The first volume of L. T. Downing’s Adventures of the Restoration series, Get That Gold! (Zion BookWorks, 2013), drew on the conventions of adventure fiction—action, peril, fast-paced plotting, cliffhangers—to the early history of Joseph Smith and the Book of Mormon to create a compelling story that successfully kept its target audience of young readers on the edge of their seats.
The recently-published second volume, The Pilfered Papers, attempts to replicate that effect in its telling of the lost 118 pages of the Book of Mormon manuscript. This is no easy task, however, since for much of the book, Joseph Smith and Martin Harris are sitting at a table as they translate the Book of Mormon. Moreover, when they are not translating, they are wrapped up in domestic scenes that depend more on the drama of human relationships and character growth than on action. This is the significant difference between Get That Gold!, which had chapter after chapter of physical action and intrigue, and The Pilfered Papers.

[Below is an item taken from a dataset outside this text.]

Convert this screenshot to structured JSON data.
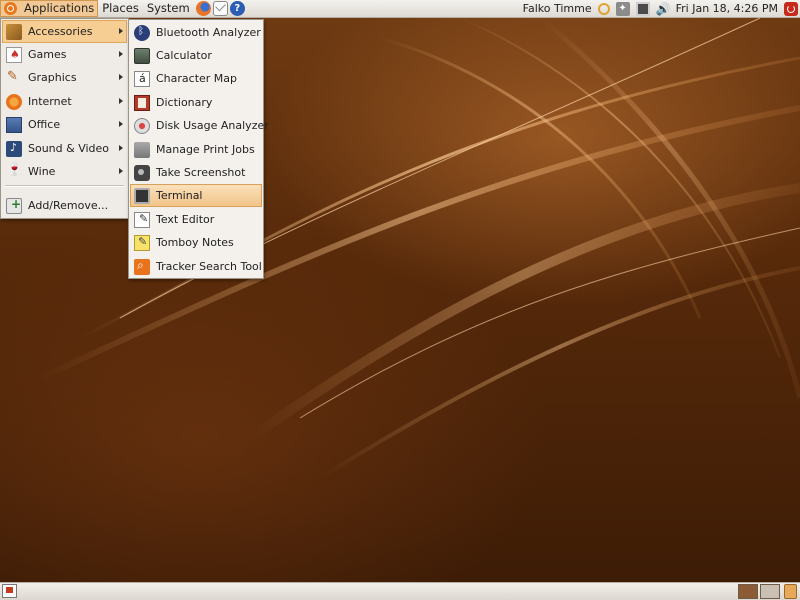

Fortunately, Downing makes it work extraordinarily well by creating interesting characters who draw readers into seemingly mundane domestic situations. From the start of the novel, which opens in the office of Professor Charles Anthon, Martin Harris carries the story forward with his deep desire to prove to his wife (and everyone else) that the Book of Mormon manuscript is divinely-inspired and that Joseph Smith has not deceived him or swindled him out of his money. His motivations throughout the book—from his desire to aid Joseph to his desire to convince his wife of the value of Joseph’s work—are complex and real. Downing often gives us insightful glimpses into what may have drawn him to Joseph Smith and caused him to act the way he did throughout the translation process.
Joseph Smith is also an interesting character, although he’s more of a secondary character in this novel. Joseph is more mature and confident than he was in Get That Gold!, but still in the process of growing into his calling. Some of the best moments in The Pilfered Papers, in fact, occur when Joseph is confused or in distress, and Downing does excellent work in her handling of Joseph’s fragile emotional state during these times.
Another important character in this decidedly character-driven novel is Lucy Harris, Martin Harris’s fiery wife. While she at times comes across more as a caricature than a character, she has moments of genuine feeling that make her an interesting figure throughout the book. Indeed, her relationship with Martin is the most interesting throughout the book, creating the kind of compelling conflict needed to drive the book forward.
As with Get That Gold!, however, the true value of The Pilfered Papers is the way it dramatizes history and helps young readers get a better sense of what it was like to experience the early days of the Restoration. To create a vivid and accurate picture of the time period, Downing draws on new understandings of the Book of Mormon translation process that will certainly be surprising to readers who are only familiar with the popular and historically inaccurate images of the process that have dominated Church-published materials in the past. For instance, Downing does not shy away from seer stones or hats, but makes ample and natural use of them—possibly for the first time in Mormon historical fiction. In my opinion, this alone is enough to recommend the book to young readers and their parents.
But The Pilfered Papers has more to offer than a fresh take on Book of Mormon translation. It is another strong contribution to a book series that deserves a wider readership among young Mormons, who are over-fed with fantasy, but starved of good Mormon historical fiction. If you have kids and you want them to have a better grasp on Church history and a stronger appreciation for the men and women who lived it, L. T. Downing’s The Adventures of the Restoration series is the series to read. I’m already looking forward to the next book.
NOTE: I received a review copy of The Pilfered Papers from the publisher.